Styx! He’s a master of shadows, a jack of all shades, a little goblin man who runs up walls and pilfers things and stabs men in their necks. Styx is to Garrett what Shrek is to Lord of the Rings, a more buffoonish take on the stealth genre that, despite its fantasy spin, shares more than just an armrest with the likes of the upcoming Thief. These guys are pretty much sitting in the same chair, with Styx on Garrett’s lap, if you want to fill out the metaphor. Because he’s a goblin, after all.
Cyanide’s Styx: Master of Shadows plays like a more pared down, purer kind of puzzle stealth game than the cinematic, AAA tit-blaster Thief, with “vertiginous” levels set in city-sized fortifications built up around a monolithic, life-giving tree. These levels naturally give way to platforms of varying altitude, around which Styx must navigate without being spotted by guards. Combat is largely a no-no, with the 200 year old goblin easily smitten by any human guard who happens to catch him, so instead you employ a range of classic stealth manoeuvres to outflank and outwit the AI patrols.
You can snuff lights, briefly turn invisible using limited mana (amber, in the game’s tree-centric mythology), assassinate using dual daggers in a pinch, and, perhaps most interestingly, conjure up a clone of yourself with which you can distract and lure away guards. This clone has a range of functions: he can leap on to guards’ backs to blind them while you sneak your true form past; he can slip through small gaps to access switches that must be pulled simultaneously; he can even explode into a noxious cloud to create a smokescreen for Styx to slip through.

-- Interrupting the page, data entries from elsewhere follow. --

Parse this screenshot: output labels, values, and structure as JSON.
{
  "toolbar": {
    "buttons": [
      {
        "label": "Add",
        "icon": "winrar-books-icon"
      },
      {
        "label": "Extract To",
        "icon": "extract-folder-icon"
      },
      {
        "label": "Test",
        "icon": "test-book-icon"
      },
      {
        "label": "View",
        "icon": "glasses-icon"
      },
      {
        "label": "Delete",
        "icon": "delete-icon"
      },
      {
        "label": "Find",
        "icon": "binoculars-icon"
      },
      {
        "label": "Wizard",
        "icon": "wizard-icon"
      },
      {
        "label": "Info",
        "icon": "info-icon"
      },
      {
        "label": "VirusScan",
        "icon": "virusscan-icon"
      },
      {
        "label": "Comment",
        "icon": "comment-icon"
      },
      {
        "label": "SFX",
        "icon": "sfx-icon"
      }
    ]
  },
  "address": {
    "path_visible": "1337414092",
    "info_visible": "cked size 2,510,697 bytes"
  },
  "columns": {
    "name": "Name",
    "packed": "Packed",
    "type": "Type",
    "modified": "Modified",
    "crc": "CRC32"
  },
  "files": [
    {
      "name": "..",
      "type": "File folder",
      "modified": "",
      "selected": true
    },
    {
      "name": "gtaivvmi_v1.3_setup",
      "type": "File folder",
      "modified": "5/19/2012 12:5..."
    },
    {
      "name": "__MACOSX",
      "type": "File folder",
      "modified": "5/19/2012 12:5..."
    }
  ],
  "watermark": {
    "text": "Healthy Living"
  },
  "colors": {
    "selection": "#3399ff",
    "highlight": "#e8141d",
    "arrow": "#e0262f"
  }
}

The idea, I think, is to snatch as much loot as possible en route to your goal in a given mission. Challenge modes push you to replay levels within a set of criteria, such as not being spotted, murdering everybody or stealing everything that’s not nailed down. There’s certainly less loot and fewer ashtrays than in Thief, but it’s more strategically and deliberately placed here. Every coin is a challenge.
The game’s focused level design and rules-abiding, exploitable AI seems to lend itself to a thoughtful approach to carrying out missions. Guards come with buddies and raise an alarm if they go missing, so it’s necessary to thoroughly avoid or incapacitate both, rather than leave just one standing. And gutsy players who attempt to slip through levels entirely undetected will have the challenge ratcheted in retaliation as some mission elements, such as ringing a giant bell to summon the elevator you need, will recall all of the guards you left untouched to investigate.
The brief demo ran through a cast of characters who’ll crop up later in the game too: elves and elite units immune to specific kinds of attack, skittering, blind spiders who’ll dash en masse towards any sound they hear, huge orcs. Each enemy type distorts slightly the understood behaviour of guards, requiring to think laterally and utilise the full breadth of Styx’s abilities to progress. It’s one of those games that never forgets to be a game and do gamey things, which is lovely.
Yes, Styx looks unpretentious and trimmed of any superfluous design elements that don’t serve the very basic function of an enjoyable and intelligent stealth game. It’s due for release in Autumn of 2014, and it will probably be good.